My father couldn't swallow. There I was, in a Florida hospital room, alone with an 87-year-old father who couldn't swallow. I am the oldest sibling of five. Our mother had died four years earlier, but our father stayed on in their little ranch house. He had hung a hand-scrawled sign on the front door—“Hard of hearing. Come on in!”—which I begged him to take down, considering there had been burglaries nearby. He continued to drive to church despite experiencing mini-strokes. I called him every night during those years. He'd say things like, “I'm standing at the kitchen counter, but my legs won't support me.” I wanted to help him, but I lived several states away.
He had worked two jobs most of his life, yet he still found time to teach me things like how to replace a generator in a 1956 Pontiac station wagon in the dead of winter.

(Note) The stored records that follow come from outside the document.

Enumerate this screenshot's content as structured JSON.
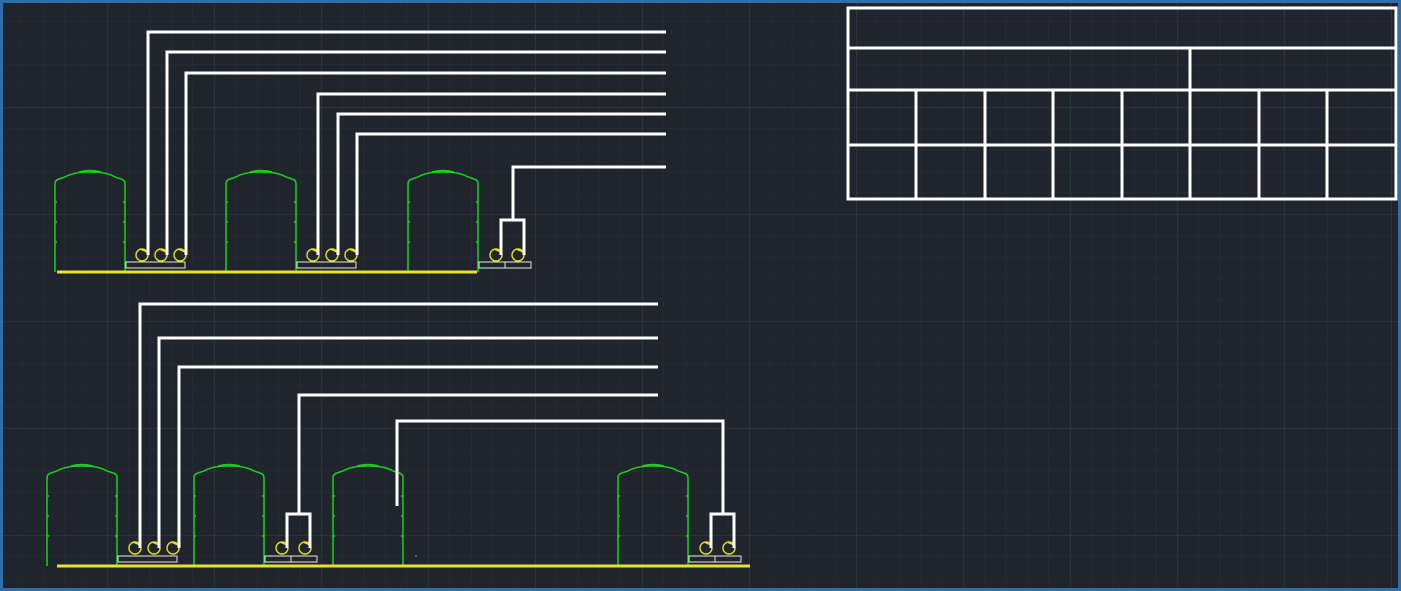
{
  "canvas": {
    "background": "#1f242d",
    "grid_minor": "#283039",
    "grid_major": "#353e49",
    "frame_color": "#2f6fa8"
  },
  "colors": {
    "tank": "#19d219",
    "pump": "#e6e01a",
    "pipe": "#ffffff",
    "base": "#e8e32a",
    "table": "#ffffff"
  },
  "drawing": {
    "upper_row_tanks": 3,
    "lower_row_tanks": 4,
    "pipe_runs_upper": 7,
    "pipe_runs_lower": 5
  },
  "schedule_table": {
    "header_text": "",
    "subheader_left": "",
    "subheader_right": "",
    "rows": [
      [
        "",
        "",
        "",
        "",
        "",
        "",
        "",
        ""
      ],
      [
        "",
        "",
        "",
        "",
        "",
        "",
        "",
        ""
      ]
    ]
  }
}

But now, I sat at his hospital bedside. He had been admitted for pneumonia and worsening heart failure, and then had a transient ischemic attack (TIA) in the midst of it. It was a no-win situation: the treatment for one disease would exacerbate the other. Then, the swallowing problem developed. Nothing was to be done—except place a feeding tube.

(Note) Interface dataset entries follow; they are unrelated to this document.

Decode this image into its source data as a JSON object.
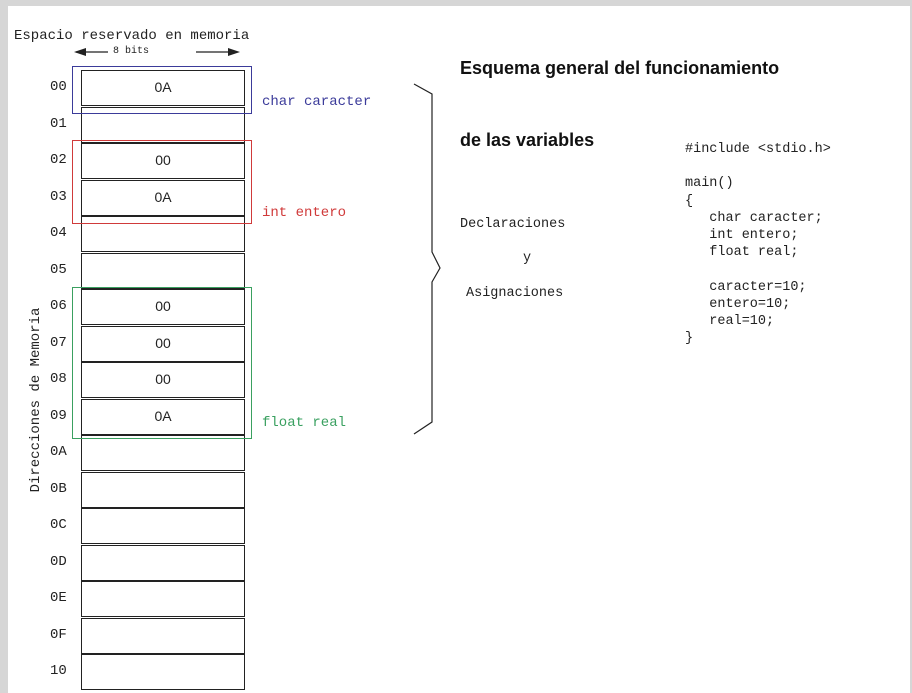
{
  "title": [
    "Esquema general del funcionamiento",
    "de las variables"
  ],
  "memory": {
    "space_label": "Espacio reservado en memoria",
    "bits_label": "8 bits",
    "axis_label": "Direcciones de Memoria",
    "addresses": [
      "00",
      "01",
      "02",
      "03",
      "04",
      "05",
      "06",
      "07",
      "08",
      "09",
      "0A",
      "0B",
      "0C",
      "0D",
      "0E",
      "0F",
      "10"
    ],
    "values": [
      "0A",
      "",
      "00",
      "0A",
      "",
      "",
      "00",
      "00",
      "00",
      "0A",
      "",
      "",
      "",
      "",
      "",
      "",
      ""
    ]
  },
  "variables": [
    {
      "label": "char caracter",
      "color": "#3b3b9a"
    },
    {
      "label": "int entero",
      "color": "#d03a3a"
    },
    {
      "label": "float real",
      "color": "#3aa060"
    }
  ],
  "middle": {
    "declaraciones": "Declaraciones",
    "y": "y",
    "asignaciones": "Asignaciones"
  },
  "code": [
    "#include <stdio.h>",
    "",
    "main()",
    "{",
    "   char caracter;",
    "   int entero;",
    "   float real;",
    "",
    "   caracter=10;",
    "   entero=10;",
    "   real=10;",
    "}"
  ]
}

Hoping he would understand through the haze of illness, I told him that his only option for getting out of the hospital was a feeding tube. “Not afraid to die,” he said. But my siblings believed that the TIA was affecting his ability to reason and thought he should reconsider. “Why are you against a feeding tube?” they asked when I phoned each of them.
There we were; just the two of us. Instead of leaning over the Pontiac on a wintry day, cussing up a storm, replacing a broken part, he lay quietly. And this broken part, his ability to swallow, couldn't be fixed. He had supported me unquestioningly during the most difficult days of my life. Should I now support him unquestioningly by doing something that my brothers and sister weren't so sure about? Should I take him at his word? I thought about the way he taught me to use a double-headed axe, how to change a tire, how he had trusted me to solder copper pipes in our house when the heating system failed while he was away at work. He had always trusted me. I didn't have to think twice about that.

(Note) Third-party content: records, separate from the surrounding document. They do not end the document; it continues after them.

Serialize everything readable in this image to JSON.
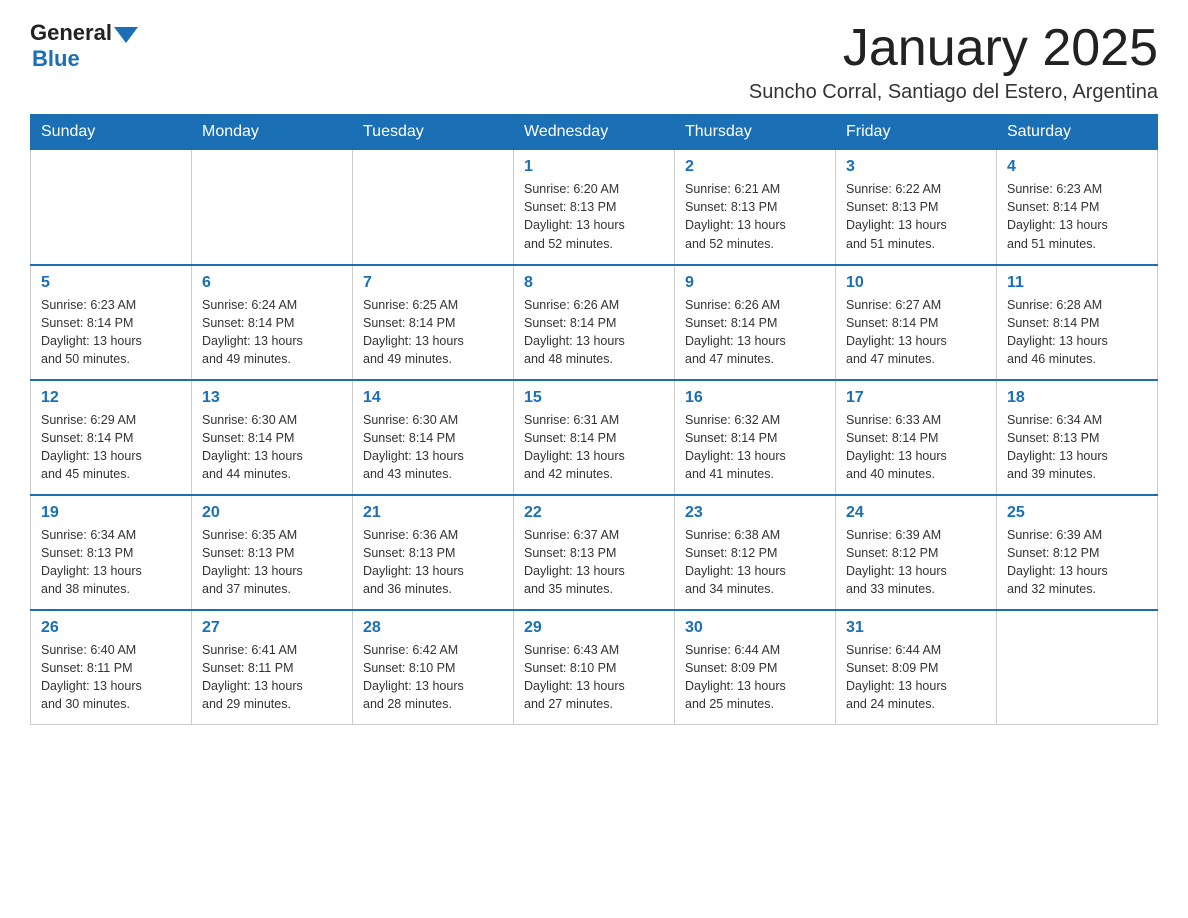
{
  "header": {
    "logo_general": "General",
    "logo_blue": "Blue",
    "month_title": "January 2025",
    "location": "Suncho Corral, Santiago del Estero, Argentina"
  },
  "days_of_week": [
    "Sunday",
    "Monday",
    "Tuesday",
    "Wednesday",
    "Thursday",
    "Friday",
    "Saturday"
  ],
  "weeks": [
    [
      {
        "day": "",
        "info": ""
      },
      {
        "day": "",
        "info": ""
      },
      {
        "day": "",
        "info": ""
      },
      {
        "day": "1",
        "info": "Sunrise: 6:20 AM\nSunset: 8:13 PM\nDaylight: 13 hours\nand 52 minutes."
      },
      {
        "day": "2",
        "info": "Sunrise: 6:21 AM\nSunset: 8:13 PM\nDaylight: 13 hours\nand 52 minutes."
      },
      {
        "day": "3",
        "info": "Sunrise: 6:22 AM\nSunset: 8:13 PM\nDaylight: 13 hours\nand 51 minutes."
      },
      {
        "day": "4",
        "info": "Sunrise: 6:23 AM\nSunset: 8:14 PM\nDaylight: 13 hours\nand 51 minutes."
      }
    ],
    [
      {
        "day": "5",
        "info": "Sunrise: 6:23 AM\nSunset: 8:14 PM\nDaylight: 13 hours\nand 50 minutes."
      },
      {
        "day": "6",
        "info": "Sunrise: 6:24 AM\nSunset: 8:14 PM\nDaylight: 13 hours\nand 49 minutes."
      },
      {
        "day": "7",
        "info": "Sunrise: 6:25 AM\nSunset: 8:14 PM\nDaylight: 13 hours\nand 49 minutes."
      },
      {
        "day": "8",
        "info": "Sunrise: 6:26 AM\nSunset: 8:14 PM\nDaylight: 13 hours\nand 48 minutes."
      },
      {
        "day": "9",
        "info": "Sunrise: 6:26 AM\nSunset: 8:14 PM\nDaylight: 13 hours\nand 47 minutes."
      },
      {
        "day": "10",
        "info": "Sunrise: 6:27 AM\nSunset: 8:14 PM\nDaylight: 13 hours\nand 47 minutes."
      },
      {
        "day": "11",
        "info": "Sunrise: 6:28 AM\nSunset: 8:14 PM\nDaylight: 13 hours\nand 46 minutes."
      }
    ],
    [
      {
        "day": "12",
        "info": "Sunrise: 6:29 AM\nSunset: 8:14 PM\nDaylight: 13 hours\nand 45 minutes."
      },
      {
        "day": "13",
        "info": "Sunrise: 6:30 AM\nSunset: 8:14 PM\nDaylight: 13 hours\nand 44 minutes."
      },
      {
        "day": "14",
        "info": "Sunrise: 6:30 AM\nSunset: 8:14 PM\nDaylight: 13 hours\nand 43 minutes."
      },
      {
        "day": "15",
        "info": "Sunrise: 6:31 AM\nSunset: 8:14 PM\nDaylight: 13 hours\nand 42 minutes."
      },
      {
        "day": "16",
        "info": "Sunrise: 6:32 AM\nSunset: 8:14 PM\nDaylight: 13 hours\nand 41 minutes."
      },
      {
        "day": "17",
        "info": "Sunrise: 6:33 AM\nSunset: 8:14 PM\nDaylight: 13 hours\nand 40 minutes."
      },
      {
        "day": "18",
        "info": "Sunrise: 6:34 AM\nSunset: 8:13 PM\nDaylight: 13 hours\nand 39 minutes."
      }
    ],
    [
      {
        "day": "19",
        "info": "Sunrise: 6:34 AM\nSunset: 8:13 PM\nDaylight: 13 hours\nand 38 minutes."
      },
      {
        "day": "20",
        "info": "Sunrise: 6:35 AM\nSunset: 8:13 PM\nDaylight: 13 hours\nand 37 minutes."
      },
      {
        "day": "21",
        "info": "Sunrise: 6:36 AM\nSunset: 8:13 PM\nDaylight: 13 hours\nand 36 minutes."
      },
      {
        "day": "22",
        "info": "Sunrise: 6:37 AM\nSunset: 8:13 PM\nDaylight: 13 hours\nand 35 minutes."
      },
      {
        "day": "23",
        "info": "Sunrise: 6:38 AM\nSunset: 8:12 PM\nDaylight: 13 hours\nand 34 minutes."
      },
      {
        "day": "24",
        "info": "Sunrise: 6:39 AM\nSunset: 8:12 PM\nDaylight: 13 hours\nand 33 minutes."
      },
      {
        "day": "25",
        "info": "Sunrise: 6:39 AM\nSunset: 8:12 PM\nDaylight: 13 hours\nand 32 minutes."
      }
    ],
    [
      {
        "day": "26",
        "info": "Sunrise: 6:40 AM\nSunset: 8:11 PM\nDaylight: 13 hours\nand 30 minutes."
      },
      {
        "day": "27",
        "info": "Sunrise: 6:41 AM\nSunset: 8:11 PM\nDaylight: 13 hours\nand 29 minutes."
      },
      {
        "day": "28",
        "info": "Sunrise: 6:42 AM\nSunset: 8:10 PM\nDaylight: 13 hours\nand 28 minutes."
      },
      {
        "day": "29",
        "info": "Sunrise: 6:43 AM\nSunset: 8:10 PM\nDaylight: 13 hours\nand 27 minutes."
      },
      {
        "day": "30",
        "info": "Sunrise: 6:44 AM\nSunset: 8:09 PM\nDaylight: 13 hours\nand 25 minutes."
      },
      {
        "day": "31",
        "info": "Sunrise: 6:44 AM\nSunset: 8:09 PM\nDaylight: 13 hours\nand 24 minutes."
      },
      {
        "day": "",
        "info": ""
      }
    ]
  ]
}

I signed the order declining a feeding tube.—Terry Lee
As a palliative care specialist, I often discuss dysphagia at the end of life with patients and families. Many families feel deeply driven to provide their loved ones sustenance, even when clinicians advise that a feeding tube will not benefit them. It may be hard for patients to accept the limited benefits of artificial feeding. Multiple studies have shown that feeding tubes do not extend a dying patient's longevity at the end of life. When my stepfather faced this decision with his siblings, he considered his father's expressed wishes in the context of the trust that was the bedrock of their relationship. I often reflect on his experience—what a gift it is to make caring, difficult choices on behalf of loved ones at the end of life.